- Four vehicles arrive at the same time: There really isn’t a “by the book” way to handle this hypothetical, so your best bet is to use your common sense. Make eye contact with the other drivers and figure it out on the spot. Most likely, someone will make the first move or wave another driver through to get the sequence in order. Once the first driver has made their way through, other drivers should proceed following the “to the right” rule.
Now that that’s out of the way, let’s review some common “right of way” situations and how to handle them correctly:
- Pedestrians: Pedestrians should always adhere to their own set of rules when it comes to sharing areas of the road with drivers (no jaywalking, wait for the “Walk” signal, etc.). But drivers should always be advised to yield the right of way to pedestrians.
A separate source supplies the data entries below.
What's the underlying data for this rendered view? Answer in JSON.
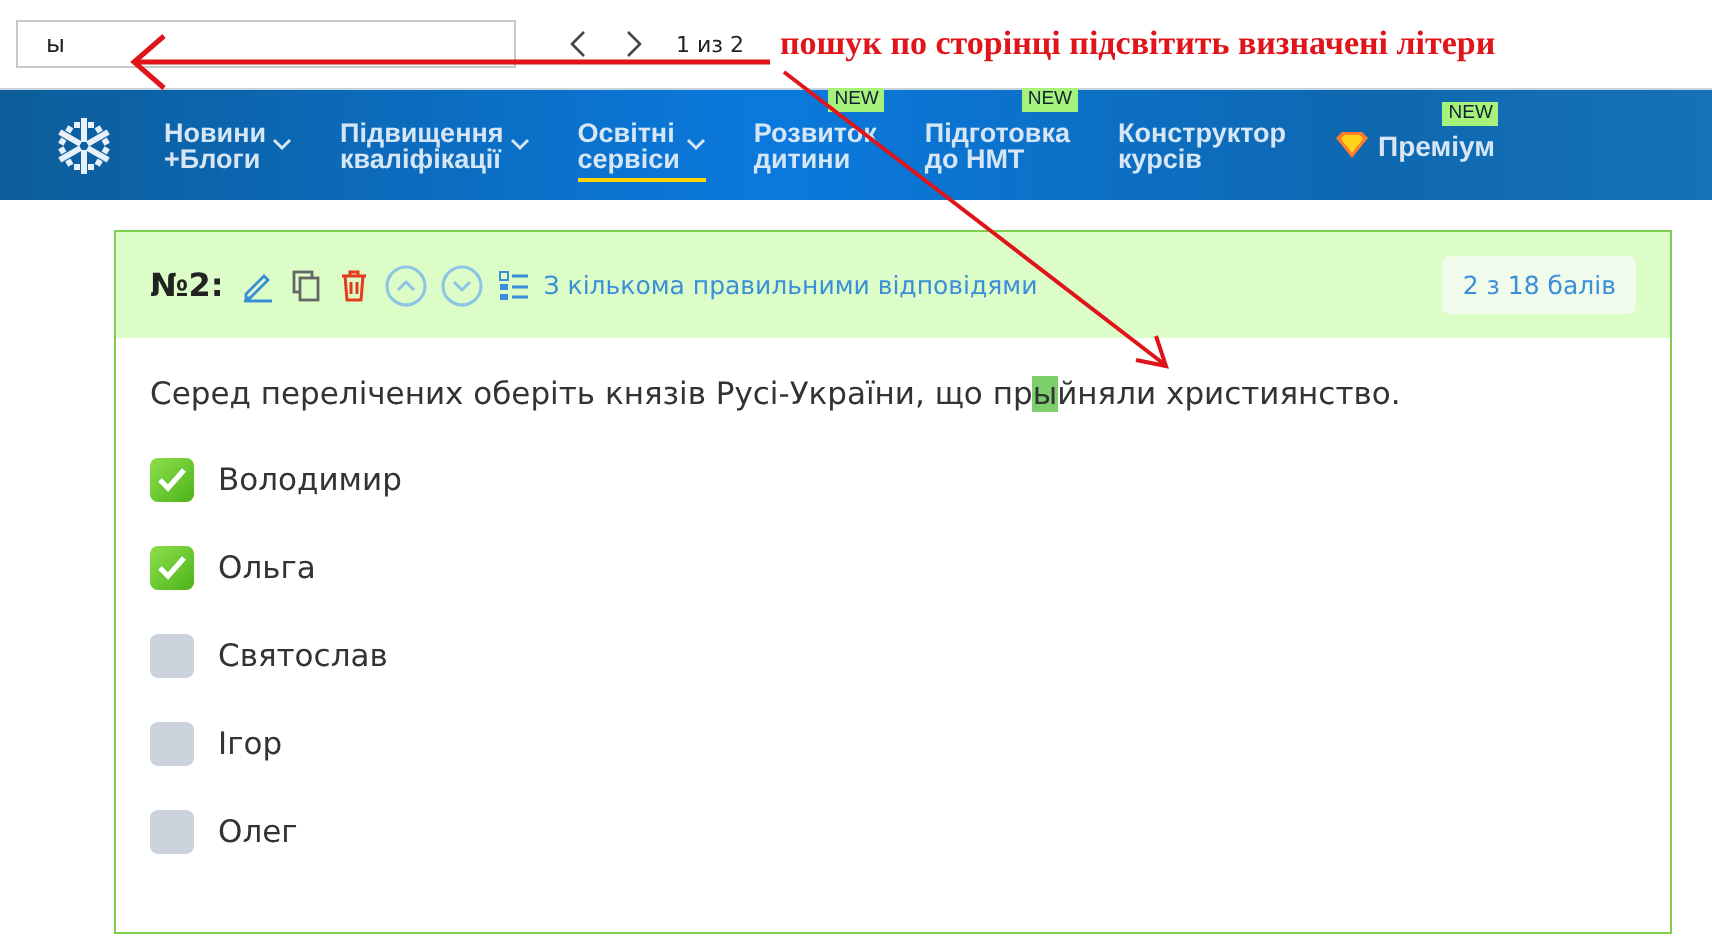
{
  "find_bar": {
    "value": "ы",
    "counter": "1 из 2"
  },
  "annotation": {
    "text": "пошук по сторінці підсвітить визначені літери"
  },
  "nav": {
    "items": [
      {
        "label": "Новини +Блоги",
        "dropdown": true,
        "selected": false
      },
      {
        "label": "Підвищення кваліфікації",
        "dropdown": true,
        "selected": false
      },
      {
        "label": "Освітні сервіси",
        "dropdown": true,
        "selected": true
      },
      {
        "label": "Розвиток дитини",
        "dropdown": false,
        "selected": false,
        "badge": "NEW"
      },
      {
        "label": "Підготовка до НМТ",
        "dropdown": false,
        "selected": false,
        "badge": "NEW"
      },
      {
        "label": "Конструктор курсів",
        "dropdown": false,
        "selected": false
      }
    ],
    "premium": {
      "label": "Преміум",
      "badge": "NEW"
    }
  },
  "question": {
    "number": "№2:",
    "type": "З кількома правильними відповідями",
    "score": "2 з 18 балів",
    "text_before": "Серед перелічених оберіть князів Русі-України, що пр",
    "text_match": "ы",
    "text_after": "йняли християнство.",
    "options": [
      {
        "label": "Володимир",
        "checked": true
      },
      {
        "label": "Ольга",
        "checked": true
      },
      {
        "label": "Святослав",
        "checked": false
      },
      {
        "label": "Ігор",
        "checked": false
      },
      {
        "label": "Олег",
        "checked": false
      }
    ]
  }
}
At a crosswalk, for example, drivers should come to a complete stop and let walkers cross through safely before proceeding.
- Cyclists: Legally, cyclists are not expected to receive preferential treatment on the road and are expected to follow the same rules of the road as motorists. They should stop at red lights, signal turns, and should wait for the right of way just as any driver would. That being said, if you choose to wave ahead a group of cyclists out of courtesy, that is your prerogative.
- Vehicles Merging Into Traffic: When merging into moving traffic or switching to a different lane, the driver doing the merging/switching should yield the right of way to drivers in the lane he/she is coming into.
- Emergency Vehicles: Emergency vehicles sirens and flashing lights have the right of way and other drivers should make every effort to get out of the way safely and stop (or at least greatly decrease speed) as to allow the emergency vehicle plenty of space to make its way down the road.